Newly sworn-in Congresswoman Elise Stefanik views her youth as a strength. (© AP Images)

Elise Stefanik proves that youth is no barrier to political success. At age 30, she is the youngest woman ever elected to Congress.

During her first days as a congresswoman, congressional personnel asked to see Stefanik’s badge, surprised that someone her age is a lawmaker. The U.S. Constitution sets 25 as the minimum age that someone can serve in the House of Representatives (30 is the minimum for the U.S. Senate).

Stefanik, who represents New York state’s 21st Congressional District in the U.S. House of Representatives, started campaigning in 2013 — from a Ford pickup truck.

“She put well over 100,000 miles on that truck,” Russ Schriefer, Stefanik’s ad-maker, told Roll Call. “She’d drive five hours to meet with a half a dozen people.”

During the campaign, Stefanik billed herself as a candidate for “new ideas and a new generation of leadership in Washington.”

Reaching Congress did not come easy for the Harvard University graduate.
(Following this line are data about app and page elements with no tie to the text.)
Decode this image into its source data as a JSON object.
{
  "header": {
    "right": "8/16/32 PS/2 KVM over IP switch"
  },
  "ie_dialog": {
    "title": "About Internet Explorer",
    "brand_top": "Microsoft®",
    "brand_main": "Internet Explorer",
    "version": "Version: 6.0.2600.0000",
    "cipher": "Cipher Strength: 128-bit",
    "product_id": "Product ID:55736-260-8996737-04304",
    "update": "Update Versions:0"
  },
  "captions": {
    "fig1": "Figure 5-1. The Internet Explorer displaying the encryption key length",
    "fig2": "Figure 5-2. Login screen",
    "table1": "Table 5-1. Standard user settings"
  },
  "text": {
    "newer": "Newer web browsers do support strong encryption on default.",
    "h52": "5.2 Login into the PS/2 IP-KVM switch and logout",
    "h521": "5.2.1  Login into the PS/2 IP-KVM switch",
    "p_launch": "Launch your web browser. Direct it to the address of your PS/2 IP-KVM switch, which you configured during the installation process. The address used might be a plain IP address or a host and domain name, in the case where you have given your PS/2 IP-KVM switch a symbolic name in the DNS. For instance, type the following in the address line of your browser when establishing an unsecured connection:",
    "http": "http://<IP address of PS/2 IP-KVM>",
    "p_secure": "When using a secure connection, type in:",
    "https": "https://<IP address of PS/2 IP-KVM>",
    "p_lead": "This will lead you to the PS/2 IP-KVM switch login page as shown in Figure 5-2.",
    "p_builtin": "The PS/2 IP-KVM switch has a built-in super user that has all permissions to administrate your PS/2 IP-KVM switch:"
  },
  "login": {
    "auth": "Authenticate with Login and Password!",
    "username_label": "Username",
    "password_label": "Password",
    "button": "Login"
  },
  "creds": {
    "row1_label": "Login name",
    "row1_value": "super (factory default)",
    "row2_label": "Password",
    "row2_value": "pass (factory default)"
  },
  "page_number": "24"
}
Stefanik first had to win a primary election to gain her Republican party’s nomination for the seat and then defeat a Democratic opponent in the November 2014 general election.

In a Congress where the average age is 58, Stefanik sees her youth as an asset.

“I think that’s where being young is a strength, because I bring, I hope, a sunny side of optimism to Congress, and a willingness to work with people,” Stefanik told CBS News.

Stefanik is not the only young woman to make political history in recent elections. Saira Blair, an 18-year-old college student in West Virginia, became the country’s youngest state lawmaker in the November election.